Bajaria, who is the head of Global TV at Netflix, is the lone Indian American on the list. Helming English-language and local-language scripted and unscripted series since 2020, Bajaria has helped present some of the finest shows on the streaming platform, including Bridgerton (2020-present) and Squid Game (2021).
Noting this in her essay, Emmy-nominated actress, writer and producer Mindy Kaling wrote that Bajaria’s career “is full of gambles that have materialized into huge successes.”
Kaling added that Bajaria is “opening doors for women and people of color by supporting them and giving them a platform.”
“My show, Never Have I Ever, a coming-of-age comedy about an Indian American teen, was seen by 40 million people when it debuted on Netflix. It was Bela’s idea to make that show!” she wrote.
Maya Lin is an American architect and sculptor who designed the Vietnam Veterans Memorial in Washington, D.C.
Lin, daughter of Chinese immigrants, was named among TIME magazine’s most influential people of 2022 because of her artwork titled Ghost Forest. Unveiled at Madison Square Park in 2021, the public artwork featured 49 Atlantic white cedar trees devoid of leaves and resembling a dead woodland.
In the essay for Lin, novelist Celeste Ng noted that Ghost Forest provided “an eerie glimpse into the future,” by depicting “the slow decimation of forests that’s already occurring around the globe.”
Ng pointed out that Lin has “an uncanny power to make the invisible visible, shaking us out of complacency into a new state of awareness.”
Gu entered the 2022 Winter Olympics in Beijing as a medal favourite in freestyle skiing and emerged truly as one of the greatest of all time in her sport. She was born in the US to a Chinese mother and American father and competed for the country initially. In 2019, she started competing for China.
She is one of the most famous faces of luxury fashion brands in both the US and China and has a commanding following of over 1.6 million on Instagram as of 24 May 2022.
Talking about her fame and success, actor and an Olympic slopestyle skiing silver medalist Gus Kenworthy remarked that Gu is “still just a normal teenager who loves to ski and is excited for college—but doesn’t want to lose touch with her childhood friends.”
Kenworthy said that Gu’s exemplary success in the male-dominated world of action sports is an inspiration for the new generation of girls, especially those who are Chinese and Chinese American.
Schelling is the executive director of the Transgender Education Network of Texas (TENT) and an immigrant born in South Korea.
In 2021, he was at the forefront of a major challenge to the state of Texas’ attempt at passing a record number of anti-trans bills during the year’s Legislative Sessions. The efforts of Schelling, TENT and their allies forced the government on the back foot, and they could pass only one anti-trans school sports ban bill into law.

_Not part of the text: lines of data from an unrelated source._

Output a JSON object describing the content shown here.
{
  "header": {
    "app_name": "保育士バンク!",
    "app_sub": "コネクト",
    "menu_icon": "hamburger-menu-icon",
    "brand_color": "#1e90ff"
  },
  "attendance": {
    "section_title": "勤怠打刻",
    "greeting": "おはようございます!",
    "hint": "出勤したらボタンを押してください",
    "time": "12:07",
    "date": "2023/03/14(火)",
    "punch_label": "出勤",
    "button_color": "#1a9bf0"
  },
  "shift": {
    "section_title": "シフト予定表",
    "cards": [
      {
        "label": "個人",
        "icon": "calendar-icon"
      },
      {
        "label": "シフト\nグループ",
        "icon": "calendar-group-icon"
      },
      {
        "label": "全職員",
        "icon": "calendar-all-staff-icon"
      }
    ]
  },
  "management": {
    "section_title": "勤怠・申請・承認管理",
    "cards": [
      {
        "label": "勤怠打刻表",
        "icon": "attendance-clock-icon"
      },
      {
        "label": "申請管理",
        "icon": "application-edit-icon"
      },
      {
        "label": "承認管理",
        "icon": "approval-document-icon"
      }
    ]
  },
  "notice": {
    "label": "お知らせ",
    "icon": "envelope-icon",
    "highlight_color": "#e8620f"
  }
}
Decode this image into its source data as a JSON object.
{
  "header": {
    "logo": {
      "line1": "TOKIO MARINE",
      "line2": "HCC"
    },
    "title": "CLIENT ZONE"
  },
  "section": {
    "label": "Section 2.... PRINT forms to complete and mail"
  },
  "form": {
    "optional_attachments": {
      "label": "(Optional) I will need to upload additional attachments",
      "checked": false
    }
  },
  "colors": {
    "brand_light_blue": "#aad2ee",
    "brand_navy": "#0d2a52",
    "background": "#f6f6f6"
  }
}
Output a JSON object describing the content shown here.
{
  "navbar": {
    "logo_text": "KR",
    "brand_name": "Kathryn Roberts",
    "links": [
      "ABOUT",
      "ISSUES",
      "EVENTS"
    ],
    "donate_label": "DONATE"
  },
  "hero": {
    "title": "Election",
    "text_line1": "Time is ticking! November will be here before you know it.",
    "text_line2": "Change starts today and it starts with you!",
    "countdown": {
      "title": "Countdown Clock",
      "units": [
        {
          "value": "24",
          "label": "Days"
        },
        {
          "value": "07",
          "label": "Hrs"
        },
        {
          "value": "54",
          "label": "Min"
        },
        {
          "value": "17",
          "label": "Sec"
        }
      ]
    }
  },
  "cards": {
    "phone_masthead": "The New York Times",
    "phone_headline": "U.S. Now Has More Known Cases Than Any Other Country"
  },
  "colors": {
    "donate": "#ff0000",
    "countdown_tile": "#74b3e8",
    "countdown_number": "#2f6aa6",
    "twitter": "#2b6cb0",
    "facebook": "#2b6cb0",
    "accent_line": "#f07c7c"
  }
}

In his essay for TIME, Chase Strangio, deputy director for transgender justice with the ACLU, said that Schelling “spent day and night fighting back and building love and safety for his community.”
“When in early 2022 Governor Abbott escalated his attacks on trans youth by attempting to criminalize gender affirmation as a form of child abuse, Emmett, himself a father and trans man, again mobilized the entire state to fight back,” wrote Strangio.
“Emmett is leading a scary and gruelling fight for trans survival, and we are so lucky to have him,” Strangio added.
(Main image: Simu Liu/@SimuLiu/Instagram; Michelle Yeoh/@michelleyeoh_official/Instagram; Featured image: Eileen Gu/eileen_gu_/Instagram; Michelle Yeoh/@michelleyeoh_official/Instagram)
This story first appeared on Augustman Singapore.